Australasian Science: Australia's authority on science since 1938

Medical Research Must Come Clean

By Mark Shannon

Up to one-third of cell lines may be contaminated, threatening the reliability of research.

The full text of this article can be purchased from Informit.

Medical research often uses cell lines – cells taken from a human or animal and grown in a laboratory – to evaluate potential therapies. Cultured cells need everything that they’d normally get in nature, but supplied artificially. One wrong step could cause the cells to die.

Another misstep could introduce contaminants to the culture. Microbial contamination, especially by Mycoplasma species, can have major impacts on cell culture results even if there aren’t any visible sign of contamination. Cross-contamination between cell lines may also make experimental results unreliable.

Concern about research reproducibility has grown over the past few years. It’s impossible to know the true extent of the cell line contamination problem today, but up to one-third of cell lines could be affected worldwide.

A few years ago I joined CellBank Australia, our only not-for-profit national cell line repository.

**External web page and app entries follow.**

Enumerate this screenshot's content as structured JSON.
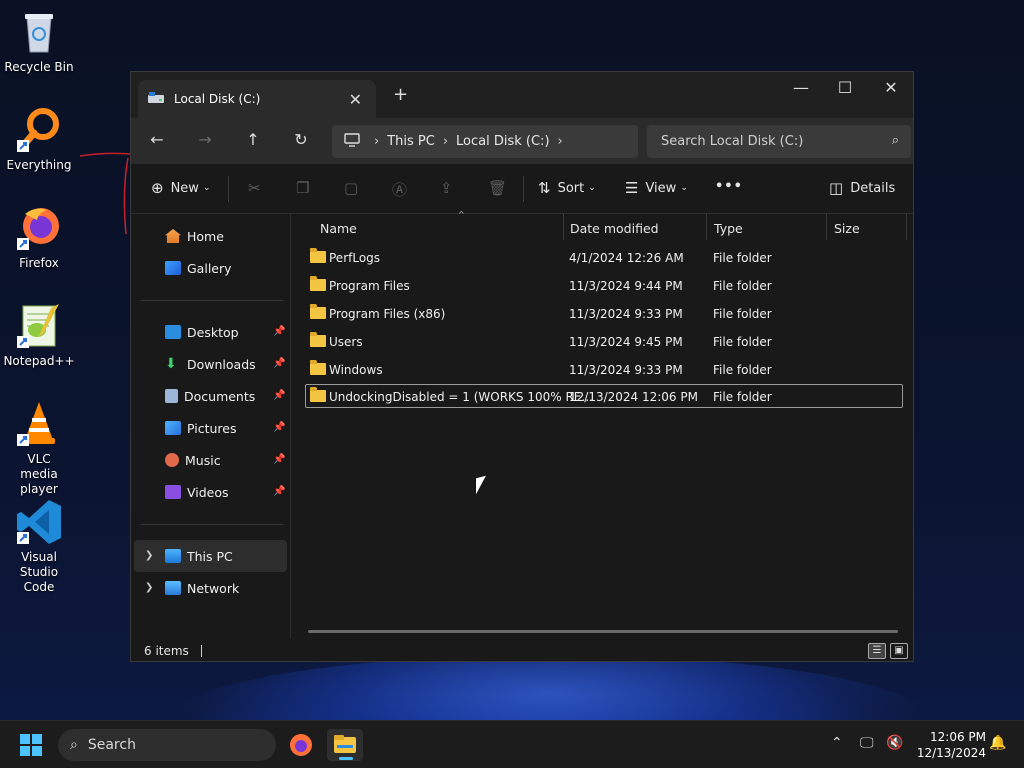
{
  "desktop": {
    "icons": [
      {
        "label": "Recycle Bin"
      },
      {
        "label": "Everything"
      },
      {
        "label": "Firefox"
      },
      {
        "label": "Notepad++"
      },
      {
        "label": "VLC media player"
      },
      {
        "label": "Visual Studio Code"
      }
    ]
  },
  "window": {
    "tab_title": "Local Disk (C:)",
    "new_tab": "+",
    "address": {
      "segments": [
        "This PC",
        "Local Disk (C:)"
      ]
    },
    "search_placeholder": "Search Local Disk (C:)",
    "commands": {
      "new": "New",
      "sort": "Sort",
      "view": "View",
      "more": "•••",
      "details": "Details"
    },
    "nav": {
      "home": "Home",
      "gallery": "Gallery",
      "quick": [
        "Desktop",
        "Downloads",
        "Documents",
        "Pictures",
        "Music",
        "Videos"
      ],
      "this_pc": "This PC",
      "network": "Network"
    },
    "columns": {
      "name": "Name",
      "date": "Date modified",
      "type": "Type",
      "size": "Size"
    },
    "files": [
      {
        "name": "PerfLogs",
        "date": "4/1/2024 12:26 AM",
        "type": "File folder"
      },
      {
        "name": "Program Files",
        "date": "11/3/2024 9:44 PM",
        "type": "File folder"
      },
      {
        "name": "Program Files (x86)",
        "date": "11/3/2024 9:33 PM",
        "type": "File folder"
      },
      {
        "name": "Users",
        "date": "11/3/2024 9:45 PM",
        "type": "File folder"
      },
      {
        "name": "Windows",
        "date": "11/3/2024 9:33 PM",
        "type": "File folder"
      },
      {
        "name": "UndockingDisabled = 1 (WORKS 100% RE...",
        "date": "12/13/2024 12:06 PM",
        "type": "File folder"
      }
    ],
    "status": "6 items"
  },
  "taskbar": {
    "search": "Search",
    "time": "12:06 PM",
    "date": "12/13/2024"
  },
  "colors": {
    "accent": "#4cc2ff",
    "folder": "#f4c542",
    "window_bg": "#191919"
  }
}
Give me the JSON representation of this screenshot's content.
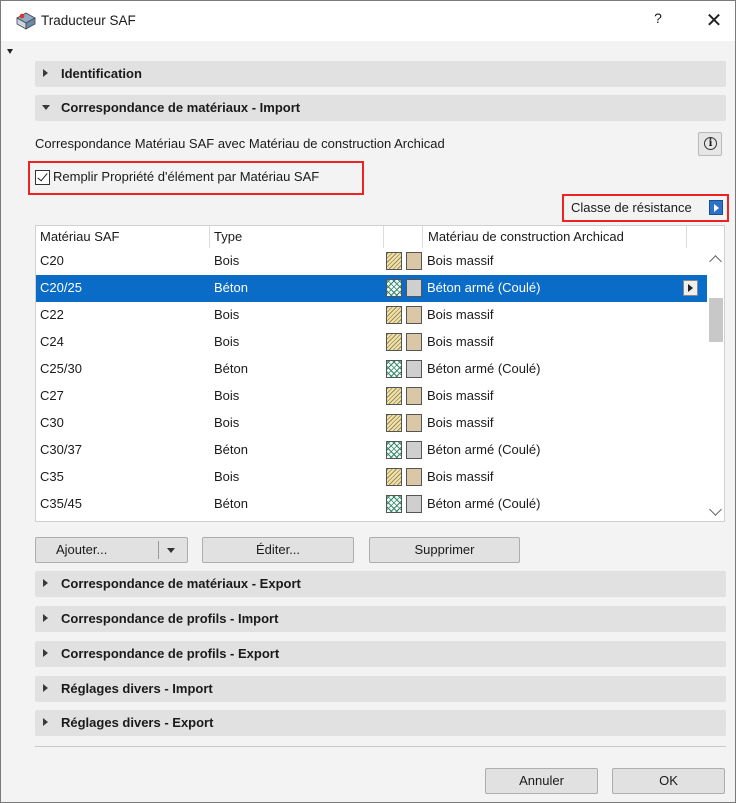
{
  "window": {
    "title": "Traducteur SAF",
    "help": "?",
    "close": "✕"
  },
  "sections": [
    {
      "label": "Identification",
      "expanded": false
    },
    {
      "label": "Correspondance de matériaux - Import",
      "expanded": true
    },
    {
      "label": "Correspondance de matériaux - Export",
      "expanded": false
    },
    {
      "label": "Correspondance de profils - Import",
      "expanded": false
    },
    {
      "label": "Correspondance de profils - Export",
      "expanded": false
    },
    {
      "label": "Réglages divers - Import",
      "expanded": false
    },
    {
      "label": "Réglages divers - Export",
      "expanded": false
    }
  ],
  "import_panel": {
    "description": "Correspondance Matériau SAF avec Matériau de construction Archicad",
    "info_icon": "info-icon",
    "checkbox_label": "Remplir Propriété d'élément par Matériau SAF",
    "checkbox_checked": true,
    "resistance_label": "Classe de résistance",
    "highlight_color": "#e22222",
    "selection_color": "#0a6cc7"
  },
  "table": {
    "headers": [
      "Matériau SAF",
      "Type",
      "Matériau de construction Archicad"
    ],
    "rows": [
      {
        "saf": "C20",
        "type": "Bois",
        "material": "Bois massif",
        "swatch": "wood"
      },
      {
        "saf": "C20/25",
        "type": "Béton",
        "material": "Béton armé (Coulé)",
        "swatch": "concrete",
        "selected": true
      },
      {
        "saf": "C22",
        "type": "Bois",
        "material": "Bois massif",
        "swatch": "wood"
      },
      {
        "saf": "C24",
        "type": "Bois",
        "material": "Bois massif",
        "swatch": "wood"
      },
      {
        "saf": "C25/30",
        "type": "Béton",
        "material": "Béton armé (Coulé)",
        "swatch": "concrete"
      },
      {
        "saf": "C27",
        "type": "Bois",
        "material": "Bois massif",
        "swatch": "wood"
      },
      {
        "saf": "C30",
        "type": "Bois",
        "material": "Bois massif",
        "swatch": "wood"
      },
      {
        "saf": "C30/37",
        "type": "Béton",
        "material": "Béton armé (Coulé)",
        "swatch": "concrete"
      },
      {
        "saf": "C35",
        "type": "Bois",
        "material": "Bois massif",
        "swatch": "wood"
      },
      {
        "saf": "C35/45",
        "type": "Béton",
        "material": "Béton armé (Coulé)",
        "swatch": "concrete"
      }
    ]
  },
  "buttons": {
    "add": "Ajouter...",
    "edit": "Éditer...",
    "delete": "Supprimer",
    "cancel": "Annuler",
    "ok": "OK"
  }
}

I soon learned that while many labs were using CellBank Australia’s validated cell lines and related services, other labs were not aware of the risks of cell line contamination. I wanted to know how we could help, so we asked the scientists themselves and more than 250 responded.

Our survey, published in The International Journal of Cancer ( found...

The full text of this article can be purchased from Informit.